Sweden: Weight loss surgery or bariatric surgery in obese people reduce the risk of skin cancer, including melanoma, a recent study published in the journal JAMA Dermatology has found.
According to WHO, the incidence of both non-melanoma and melanoma skin cancers has been increasing over the past decades. Currently, between 2 and 3 million non-melanoma skin cancers and 132,000, melanoma skin cancers occur globally each year.
"Obesity has been an established risk factor for many types of cancer and bariatric surgery in patients with obesity is associated with reduced cancer risk. However, the association between obesity and melanoma is inconclusive," wrote the authors.
Magdalena Taube, Sahlgrenska Academy, University of Gothenburg, Gothenburg, Sweden, and colleagues investigated the association of bariatric surgery with skin cancer (squamous cell carcinoma and melanoma) and melanoma incidence.
This nonrandomized controlled trial, the Swedish Obese Subjects (SOS) study, is ongoing at 25 surgical departments and 480 primary health care centres in Sweden and was designed to examine outcomes after bariatric surgery. Patients were enrolled between September 1, 1987, and January 31, 2001. Data analysis was performed from June 29, 2018, to November 22, 2018.
Patients in the surgery group underwent gastric bypass (n = 266), banding (n = 376), or vertical banded gastroplasty (n = 1365). The control group (n = 2040) received the customary treatment for obesity at their primary health care centres.
The study included 4047 participants (mean [SD] age, 47.9 [6.1] years; 2867 [70.8%] female). Information on cancer events was available for 4042 patients.
Key findings of the study include:
- Bariatric surgery was associated with a markedly reduced risk of melanoma (adjusted subhazard ratio, 0.43; median follow-up, 18.1 years) and risk of skin cancer in general (adjusted subhazard ratio, 0.59).
- The skin cancer risk reduction was not associated with baseline body mass index or weight; insulin, glucose, lipid, and creatinine levels; diabetes; blood pressure; alcohol intake; or smoking.
"These findings suggest that melanoma incidence is significantly reduced in patients with obesity after bariatric surgery and may lead to a better understanding of melanoma and preventable risk factors," concluded the authors.

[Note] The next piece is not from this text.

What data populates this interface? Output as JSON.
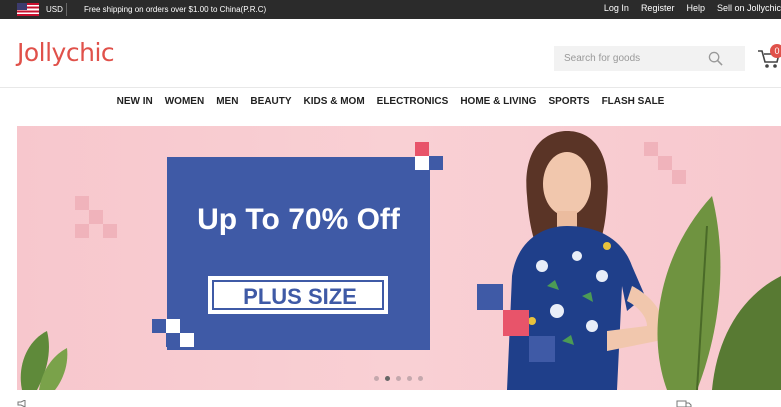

More Information: "Association of Bariatric Surgery With Skin Cancer Incidence in Adults With Obesity: A Nonrandomized Controlled Trial" published in the JAMA Dermatology journal.
Journal Information: JAMA Dermatology